Excerpted from "A Splurch in the Kisser"
Copyright © 2009 Sam Wasson.
Excerpted by permission of Wesleyan University Press.
All rights reserved. No part of this excerpt may be reproduced or reprinted without permission in writing from the publisher.
Excerpts are provided by Dial-A-Book Inc. solely for the personal use of visitors to this web site.
Table of Contents
Matters of Introduction
Prologue: Breaking In, 1922-1955
BLAKE BEGINS, 1955-1959
Bring Your Smile Along (1955)
He Laughed Last (1956)
Mister Cory (1957)
This Happy Feeling (1958), The Perfect Furlough (1959)
BLAKE BUILDS, 1959-1962
Operation Petticoat (1959)
High Time (1960)
Breakfast at Tiffany’s (1961)
Experiment in Terror (1962)
Days of Wine and Roses (1962)
BLAKE BLOSSOMS, 1963-1968
The Pink Panther (1964)
A Shot in the Dark (1964)
The Great Race (1965)
What Did You Do in the War, Daddy? (1966)
The Party (1968)
BLAKE BURNS, 1968-1974
Darling Lili (1970)
Wild Rovers (1971), The Carey Treatment (1972)
The Tamarind Seed (1974)
PANTHER PICTURES (BLAKE BANKS)
Sellers Lives: Return of the Pink Panther (1975)
The Pink Panther Strikes Again (1976)
Revenge of the Pink Panther (1978)
Sellers Lives On: Trail of the Pink Panther (1982)
Curse of the Pink Panther (1983)
Son of the Pink Panther (1993)
BLAKE BOOMS, 1979-1982
BLAKE BREAKS, 1983-1988
The Man Who Loved Women (1983)
Micki + Maude (1984)
A Fine Mess (1986)
That’s Life! (1986)
Blind Date (1987)
BLAKE BOWS, 1989-1991
Skin Deep (1989)
Epilogue: Making Out, October 24, 1993
Appendicitis: How to Make a Blake Edwards Movie
What People are Saying About This
“Reading Wasson’s book is like having a couple of beers with your friend, the Blake freak. I was continually amazed at the exacting nature of the descriptions of shots and sequences and the intelligence of the analysis that grows out of them.”
“Sam Wasson has undertaken nothing less than the critical resurrection of Blake Edwards, whose 40-film career, by turns good, great, bad, but never indifferent, has been ridiculously underrated by the critical establishment. Wasson very readably displays the scholarly background, writing skills, historical sophistication and balanced judgment to succeed in his objective. One hopes this impressive work will inspire a splurge of revivals and retrospectives of this more than intermittently hilarious filmmaker.”

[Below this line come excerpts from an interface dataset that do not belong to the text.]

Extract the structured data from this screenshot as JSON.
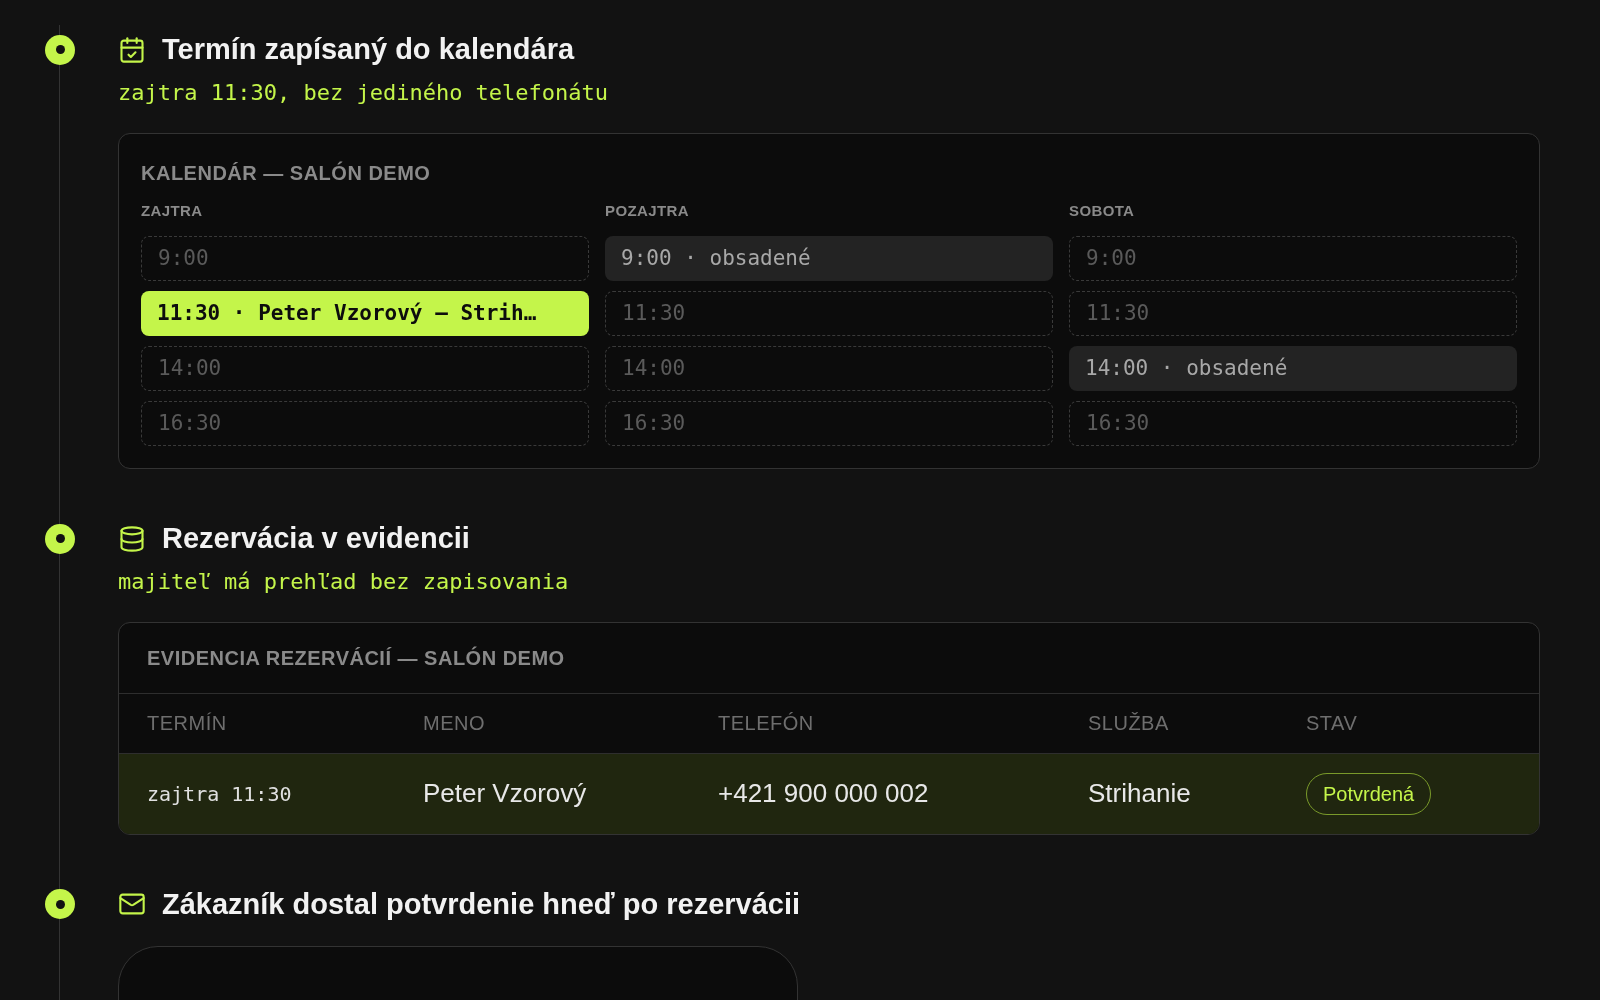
{
  "steps": [
    {
      "kind": "calendar",
      "title": "Termín zapísaný do kalendára",
      "subtitle": "zajtra 11:30, bez jediného telefonátu",
      "card": {
        "title": "KALENDÁR — SALÓN DEMO",
        "days": [
          {
            "label": "ZAJTRA",
            "slots": [
              {
                "text": "9:00",
                "kind": "free"
              },
              {
                "text": "11:30 · Peter Vzorový — Strih…",
                "kind": "mine"
              },
              {
                "text": "14:00",
                "kind": "free"
              },
              {
                "text": "16:30",
                "kind": "free"
              }
            ]
          },
          {
            "label": "POZAJTRA",
            "slots": [
              {
                "text": "9:00 · obsadené",
                "kind": "booked"
              },
              {
                "text": "11:30",
                "kind": "free"
              },
              {
                "text": "14:00",
                "kind": "free"
              },
              {
                "text": "16:30",
                "kind": "free"
              }
            ]
          },
          {
            "label": "SOBOTA",
            "slots": [
              {
                "text": "9:00",
                "kind": "free"
              },
              {
                "text": "11:30",
                "kind": "free"
              },
              {
                "text": "14:00 · obsadené",
                "kind": "booked"
              },
              {
                "text": "16:30",
                "kind": "free"
              }
            ]
          }
        ]
      }
    },
    {
      "kind": "table",
      "title": "Rezervácia v evidencii",
      "subtitle": "majiteľ má prehľad bez zapisovania",
      "card": {
        "title": "EVIDENCIA REZERVÁCIÍ — SALÓN DEMO",
        "columns": [
          "TERMÍN",
          "MENO",
          "TELEFÓN",
          "SLUŽBA",
          "STAV"
        ],
        "rows": [
          {
            "selected": true,
            "term": "zajtra 11:30",
            "name": "Peter Vzorový",
            "phone": "+421 900 000 002",
            "service": "Strihanie",
            "status": "Potvrdená"
          }
        ]
      }
    },
    {
      "kind": "email",
      "title": "Zákazník dostal potvrdenie hneď po rezervácii"
    }
  ]
}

"Sam Wasson has undertaken nothing less than the critical resurrection of Blake Edwards, whose 40-film career, by turns good, great, bad, but never indifferent, has been ridiculously underrated by the critical establishment. Wasson very readably displays the scholarly background, writing skills, historical sophistication and balanced judgment to succeed in his objective. One hopes this impressive work will inspire a splurge of revivals and retrospectives of this more than intermittently hilarious filmmaker." Andrew Sarris, film critic, The New York Observer
"Reading Wasson's book is like having a couple of beers with your friend, the Blake freak. I was continually amazed at the exacting nature of the descriptions of shots and sequences and the intelligence of the analysis that grows out of them." Ed Sikov, author of Mr. Strangelove: A Biography of Peter Sellers